Detroit Mayor Mike Duggan says he “completely supports” the Detroit aid package being debated in Lansing, despite the conditions attached to it.
The 11-bill package would put $195 million in state funds toward the $816 million “grand bargain:” a deal to smooth Detroit’s trip through bankruptcy by minimizing cuts to retiree pensions, and shielding the Detroit Institute of Arts’ assets from city creditors.
The state aid comes with strings attached, though. The big one is a 9-member Financial Review Commission that would monitor the city’s finances for up to 13 years post-bankruptcy.
But Duggan said that if the city can balance its budget, pay its bills, and maintain access to credit markets for 3 years, the commission would largely go dormant.
“I thought that was fair,” Duggan said this week. “We’ll be able to go into a non-control period, where we’ll return self-determination…and we’ll keep self-determination as long as we balance the budget.”
Duggan said the arrangement is similar to the control board that monitored New York City’s finances for decades, after the city nearly went bankrupt in the 1970s.
Legislators have fast-tracked the grand bargain bills. Detroit’s bankruptcy restructuring plan hinges on it, and the city has set an aggressive pace to try and exit bankruptcy in the fall.
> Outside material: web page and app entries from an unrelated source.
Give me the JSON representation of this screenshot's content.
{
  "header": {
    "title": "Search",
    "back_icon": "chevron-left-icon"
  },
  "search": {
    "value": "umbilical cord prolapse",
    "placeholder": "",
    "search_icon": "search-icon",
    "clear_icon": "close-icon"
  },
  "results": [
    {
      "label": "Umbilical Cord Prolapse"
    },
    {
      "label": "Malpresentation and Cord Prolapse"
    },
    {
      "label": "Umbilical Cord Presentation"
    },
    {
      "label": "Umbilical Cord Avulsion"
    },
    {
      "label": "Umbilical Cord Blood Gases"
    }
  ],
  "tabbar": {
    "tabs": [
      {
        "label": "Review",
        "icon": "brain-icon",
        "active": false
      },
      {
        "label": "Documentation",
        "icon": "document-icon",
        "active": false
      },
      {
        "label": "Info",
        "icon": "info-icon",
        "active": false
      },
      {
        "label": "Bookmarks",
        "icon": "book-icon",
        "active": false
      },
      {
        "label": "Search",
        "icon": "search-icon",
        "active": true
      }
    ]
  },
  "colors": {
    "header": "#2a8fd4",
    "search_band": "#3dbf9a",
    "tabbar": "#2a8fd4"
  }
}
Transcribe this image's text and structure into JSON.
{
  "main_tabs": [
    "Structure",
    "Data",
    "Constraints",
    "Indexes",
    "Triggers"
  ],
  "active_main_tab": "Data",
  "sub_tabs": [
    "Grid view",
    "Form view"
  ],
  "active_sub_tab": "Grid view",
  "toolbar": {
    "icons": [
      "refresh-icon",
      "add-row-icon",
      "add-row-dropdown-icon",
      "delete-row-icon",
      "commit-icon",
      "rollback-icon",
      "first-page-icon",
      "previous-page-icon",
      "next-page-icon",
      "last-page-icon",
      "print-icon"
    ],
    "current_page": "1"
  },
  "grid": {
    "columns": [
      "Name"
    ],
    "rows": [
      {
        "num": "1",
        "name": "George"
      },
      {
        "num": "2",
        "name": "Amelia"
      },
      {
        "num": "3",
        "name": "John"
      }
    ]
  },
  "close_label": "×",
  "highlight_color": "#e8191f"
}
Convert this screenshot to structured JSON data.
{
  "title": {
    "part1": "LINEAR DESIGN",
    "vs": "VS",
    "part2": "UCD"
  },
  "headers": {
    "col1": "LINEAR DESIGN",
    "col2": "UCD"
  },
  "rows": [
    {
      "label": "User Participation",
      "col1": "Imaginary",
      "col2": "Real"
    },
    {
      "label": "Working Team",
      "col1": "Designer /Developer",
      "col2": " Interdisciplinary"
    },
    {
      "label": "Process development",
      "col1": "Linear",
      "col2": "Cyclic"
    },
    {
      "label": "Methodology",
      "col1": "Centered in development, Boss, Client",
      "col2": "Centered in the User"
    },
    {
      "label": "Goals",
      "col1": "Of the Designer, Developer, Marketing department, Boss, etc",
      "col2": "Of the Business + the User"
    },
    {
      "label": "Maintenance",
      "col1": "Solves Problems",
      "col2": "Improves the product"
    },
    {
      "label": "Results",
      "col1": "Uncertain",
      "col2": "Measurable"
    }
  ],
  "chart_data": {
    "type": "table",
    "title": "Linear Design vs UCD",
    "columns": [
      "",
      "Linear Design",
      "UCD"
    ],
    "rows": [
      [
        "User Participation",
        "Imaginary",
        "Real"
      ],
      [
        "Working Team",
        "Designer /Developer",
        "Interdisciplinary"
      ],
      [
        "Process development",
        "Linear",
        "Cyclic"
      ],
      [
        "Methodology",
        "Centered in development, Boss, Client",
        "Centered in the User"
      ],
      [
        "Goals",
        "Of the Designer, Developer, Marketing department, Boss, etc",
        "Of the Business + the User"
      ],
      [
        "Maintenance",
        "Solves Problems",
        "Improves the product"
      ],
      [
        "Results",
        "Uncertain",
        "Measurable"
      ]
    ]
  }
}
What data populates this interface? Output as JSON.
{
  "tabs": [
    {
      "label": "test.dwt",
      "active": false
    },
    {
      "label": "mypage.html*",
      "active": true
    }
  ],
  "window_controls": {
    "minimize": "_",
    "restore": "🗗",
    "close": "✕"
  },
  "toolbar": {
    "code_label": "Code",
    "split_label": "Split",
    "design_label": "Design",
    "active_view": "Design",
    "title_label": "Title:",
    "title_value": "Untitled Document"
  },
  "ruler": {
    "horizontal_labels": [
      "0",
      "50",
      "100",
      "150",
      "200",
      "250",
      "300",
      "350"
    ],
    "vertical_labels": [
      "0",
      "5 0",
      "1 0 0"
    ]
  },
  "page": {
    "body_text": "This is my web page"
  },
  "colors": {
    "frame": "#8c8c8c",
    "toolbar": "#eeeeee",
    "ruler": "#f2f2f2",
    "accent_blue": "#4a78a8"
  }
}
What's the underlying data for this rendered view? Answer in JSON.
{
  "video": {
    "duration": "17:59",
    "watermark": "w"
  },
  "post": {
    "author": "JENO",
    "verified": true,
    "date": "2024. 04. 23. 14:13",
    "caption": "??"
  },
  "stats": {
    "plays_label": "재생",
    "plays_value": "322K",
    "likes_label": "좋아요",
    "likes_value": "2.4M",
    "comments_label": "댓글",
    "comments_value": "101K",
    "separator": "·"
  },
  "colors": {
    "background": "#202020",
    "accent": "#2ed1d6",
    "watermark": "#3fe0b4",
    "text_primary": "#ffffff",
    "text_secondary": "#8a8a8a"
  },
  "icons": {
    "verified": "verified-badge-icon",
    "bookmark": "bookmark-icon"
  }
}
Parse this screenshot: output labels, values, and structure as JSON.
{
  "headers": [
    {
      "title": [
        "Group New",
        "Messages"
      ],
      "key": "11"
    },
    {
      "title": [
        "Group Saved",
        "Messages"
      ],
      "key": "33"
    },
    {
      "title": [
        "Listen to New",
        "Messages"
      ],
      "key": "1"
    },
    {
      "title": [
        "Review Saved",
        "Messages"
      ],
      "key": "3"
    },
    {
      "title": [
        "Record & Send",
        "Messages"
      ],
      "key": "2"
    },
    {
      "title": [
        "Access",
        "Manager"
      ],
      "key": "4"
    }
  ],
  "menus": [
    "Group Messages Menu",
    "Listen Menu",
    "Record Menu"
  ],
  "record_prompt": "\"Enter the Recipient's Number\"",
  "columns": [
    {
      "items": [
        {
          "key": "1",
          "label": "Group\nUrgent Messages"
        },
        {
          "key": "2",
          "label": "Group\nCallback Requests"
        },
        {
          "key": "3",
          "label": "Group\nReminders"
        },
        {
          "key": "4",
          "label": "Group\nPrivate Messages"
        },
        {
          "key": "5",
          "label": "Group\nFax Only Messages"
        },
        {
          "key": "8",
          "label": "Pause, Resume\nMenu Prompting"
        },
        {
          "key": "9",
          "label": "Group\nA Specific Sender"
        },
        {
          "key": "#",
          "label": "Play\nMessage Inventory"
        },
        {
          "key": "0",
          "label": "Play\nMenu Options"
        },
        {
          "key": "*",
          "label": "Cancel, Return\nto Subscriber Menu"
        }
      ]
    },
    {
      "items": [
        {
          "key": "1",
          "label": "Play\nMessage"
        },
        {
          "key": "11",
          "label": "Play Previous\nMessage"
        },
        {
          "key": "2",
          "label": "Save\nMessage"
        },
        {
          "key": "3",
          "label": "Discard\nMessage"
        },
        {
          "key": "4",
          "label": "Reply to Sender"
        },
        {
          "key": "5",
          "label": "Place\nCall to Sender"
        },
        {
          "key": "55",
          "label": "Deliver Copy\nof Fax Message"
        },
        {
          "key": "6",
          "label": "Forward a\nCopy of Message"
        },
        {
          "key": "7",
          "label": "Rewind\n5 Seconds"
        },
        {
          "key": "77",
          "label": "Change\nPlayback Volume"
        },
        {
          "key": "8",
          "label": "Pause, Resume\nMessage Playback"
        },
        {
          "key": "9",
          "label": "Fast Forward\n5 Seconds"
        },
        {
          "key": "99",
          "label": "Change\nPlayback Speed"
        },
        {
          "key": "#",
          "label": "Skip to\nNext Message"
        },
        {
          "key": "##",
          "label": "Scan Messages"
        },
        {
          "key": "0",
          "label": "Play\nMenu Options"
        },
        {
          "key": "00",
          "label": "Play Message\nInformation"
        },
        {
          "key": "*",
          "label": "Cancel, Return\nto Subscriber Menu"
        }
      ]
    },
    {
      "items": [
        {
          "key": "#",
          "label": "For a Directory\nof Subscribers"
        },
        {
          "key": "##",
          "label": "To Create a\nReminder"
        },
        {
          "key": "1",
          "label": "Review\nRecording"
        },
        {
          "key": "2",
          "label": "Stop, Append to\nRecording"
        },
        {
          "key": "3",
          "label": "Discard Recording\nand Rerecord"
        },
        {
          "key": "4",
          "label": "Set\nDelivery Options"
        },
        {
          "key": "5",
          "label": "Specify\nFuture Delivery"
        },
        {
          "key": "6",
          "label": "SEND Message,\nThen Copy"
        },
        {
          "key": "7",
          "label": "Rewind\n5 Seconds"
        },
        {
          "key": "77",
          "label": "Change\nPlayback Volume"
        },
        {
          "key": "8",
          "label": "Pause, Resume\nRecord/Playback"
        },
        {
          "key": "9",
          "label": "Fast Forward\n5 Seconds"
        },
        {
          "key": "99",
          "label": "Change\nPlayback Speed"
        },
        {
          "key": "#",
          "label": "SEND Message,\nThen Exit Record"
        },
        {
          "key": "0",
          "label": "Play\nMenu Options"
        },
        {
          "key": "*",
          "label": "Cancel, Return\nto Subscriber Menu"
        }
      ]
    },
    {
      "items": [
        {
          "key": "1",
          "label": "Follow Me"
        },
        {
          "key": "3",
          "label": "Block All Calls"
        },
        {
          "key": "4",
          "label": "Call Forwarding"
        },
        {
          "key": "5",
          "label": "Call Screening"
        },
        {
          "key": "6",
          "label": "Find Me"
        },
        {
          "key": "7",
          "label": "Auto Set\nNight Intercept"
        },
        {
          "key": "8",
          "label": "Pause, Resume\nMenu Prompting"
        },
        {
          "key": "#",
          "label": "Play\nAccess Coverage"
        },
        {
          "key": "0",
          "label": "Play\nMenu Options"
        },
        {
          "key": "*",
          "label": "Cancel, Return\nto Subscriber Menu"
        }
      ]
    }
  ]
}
The bills passed the State House by a wide margin Thursday, and Duggan thinks that bipartisan support will carry through to the Senate.
“I think you’re going to see roughly the same number of Republicans and Democrats support this,” Duggan said. “I think we’re going to work it out.”
Lawmakers still need to hash out some key details of the legislation. Governor Snyder supports the grand bargain, and is urging the Senate to act fast.
“They made the changes that we asked,” Duggan said of the House bills. “We didn’t get everything I wanted, but we got enough.”